The Way of the Lay Practitioner
Lay practitioners have always been a vital part of Mahayana Buddhism. The history of lay practice goes back to the time of the Buddha and the great lay practitioner Vimalakirti, during whose life the term “white-robed one” began to be used.

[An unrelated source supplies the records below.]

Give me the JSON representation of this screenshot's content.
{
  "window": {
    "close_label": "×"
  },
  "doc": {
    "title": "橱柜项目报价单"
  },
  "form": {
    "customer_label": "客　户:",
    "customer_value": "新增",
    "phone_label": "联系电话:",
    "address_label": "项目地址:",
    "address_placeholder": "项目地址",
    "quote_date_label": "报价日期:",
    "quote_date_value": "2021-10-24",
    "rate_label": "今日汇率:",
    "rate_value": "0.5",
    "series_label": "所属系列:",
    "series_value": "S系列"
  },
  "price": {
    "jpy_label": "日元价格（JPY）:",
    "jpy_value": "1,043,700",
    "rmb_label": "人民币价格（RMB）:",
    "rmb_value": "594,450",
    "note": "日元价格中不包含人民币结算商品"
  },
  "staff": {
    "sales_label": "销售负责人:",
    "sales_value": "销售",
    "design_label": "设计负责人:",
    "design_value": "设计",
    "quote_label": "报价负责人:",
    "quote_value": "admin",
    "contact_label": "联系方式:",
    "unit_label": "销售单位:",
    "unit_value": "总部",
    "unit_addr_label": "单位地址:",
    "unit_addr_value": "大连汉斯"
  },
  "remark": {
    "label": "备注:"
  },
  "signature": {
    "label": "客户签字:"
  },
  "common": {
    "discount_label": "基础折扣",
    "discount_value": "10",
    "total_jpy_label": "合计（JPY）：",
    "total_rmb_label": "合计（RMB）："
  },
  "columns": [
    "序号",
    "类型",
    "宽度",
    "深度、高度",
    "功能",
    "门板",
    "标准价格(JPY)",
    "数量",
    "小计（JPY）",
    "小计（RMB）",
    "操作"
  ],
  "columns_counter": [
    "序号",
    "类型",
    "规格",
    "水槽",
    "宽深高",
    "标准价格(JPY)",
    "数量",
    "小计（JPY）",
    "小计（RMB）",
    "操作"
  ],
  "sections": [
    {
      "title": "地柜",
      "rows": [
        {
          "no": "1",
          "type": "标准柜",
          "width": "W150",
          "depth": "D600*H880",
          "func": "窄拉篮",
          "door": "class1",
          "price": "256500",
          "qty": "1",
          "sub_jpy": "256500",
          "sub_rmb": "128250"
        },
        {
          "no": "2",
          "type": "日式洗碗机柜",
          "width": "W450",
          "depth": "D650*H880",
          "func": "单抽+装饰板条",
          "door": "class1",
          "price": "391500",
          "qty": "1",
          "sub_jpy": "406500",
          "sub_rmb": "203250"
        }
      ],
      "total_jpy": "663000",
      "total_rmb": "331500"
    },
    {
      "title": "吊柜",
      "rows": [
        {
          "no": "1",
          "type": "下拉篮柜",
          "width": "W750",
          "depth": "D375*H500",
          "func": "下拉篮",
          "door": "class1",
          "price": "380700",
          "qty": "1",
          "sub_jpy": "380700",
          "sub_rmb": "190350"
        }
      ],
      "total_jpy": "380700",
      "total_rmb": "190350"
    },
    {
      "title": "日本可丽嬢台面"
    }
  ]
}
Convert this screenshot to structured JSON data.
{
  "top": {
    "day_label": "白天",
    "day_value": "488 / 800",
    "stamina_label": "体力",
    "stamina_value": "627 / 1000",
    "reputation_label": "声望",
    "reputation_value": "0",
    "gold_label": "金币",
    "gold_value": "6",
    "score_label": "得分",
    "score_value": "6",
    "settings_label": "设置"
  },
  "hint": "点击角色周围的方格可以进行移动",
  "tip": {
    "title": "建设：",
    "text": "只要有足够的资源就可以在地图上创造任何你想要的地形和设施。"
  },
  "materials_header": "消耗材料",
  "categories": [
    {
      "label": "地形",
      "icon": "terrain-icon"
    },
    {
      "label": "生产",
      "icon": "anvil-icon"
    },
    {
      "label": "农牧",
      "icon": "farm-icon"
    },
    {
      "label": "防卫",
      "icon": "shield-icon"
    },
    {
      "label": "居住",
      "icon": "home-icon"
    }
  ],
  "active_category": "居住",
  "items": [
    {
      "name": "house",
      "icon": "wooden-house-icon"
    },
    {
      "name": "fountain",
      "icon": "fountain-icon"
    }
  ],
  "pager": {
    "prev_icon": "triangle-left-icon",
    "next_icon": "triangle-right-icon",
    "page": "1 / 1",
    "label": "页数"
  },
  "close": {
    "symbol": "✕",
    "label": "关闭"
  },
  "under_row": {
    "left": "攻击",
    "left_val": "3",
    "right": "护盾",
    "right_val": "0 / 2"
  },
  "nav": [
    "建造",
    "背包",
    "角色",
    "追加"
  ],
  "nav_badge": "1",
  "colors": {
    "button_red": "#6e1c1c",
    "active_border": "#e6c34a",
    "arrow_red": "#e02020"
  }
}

In the MRO, John Daido Loori, Roshi designed the Eight Gates of Zen to address the needs and challenges of modern lay practitioners in the West. The Order’s two training facilities–ZMM and ZCNYC–support lay practitioners who work in the world and maintain families and households. The Society of Mountains and Rivers, an organization of affiliates associated with the Order in the US and abroad, provides the facilities for zazen and retreats with visiting teachers. Lay practitioners also find support in the MRO’s quarterly journal, Mountain Record, and other media produced and distributed through Dharma Communications.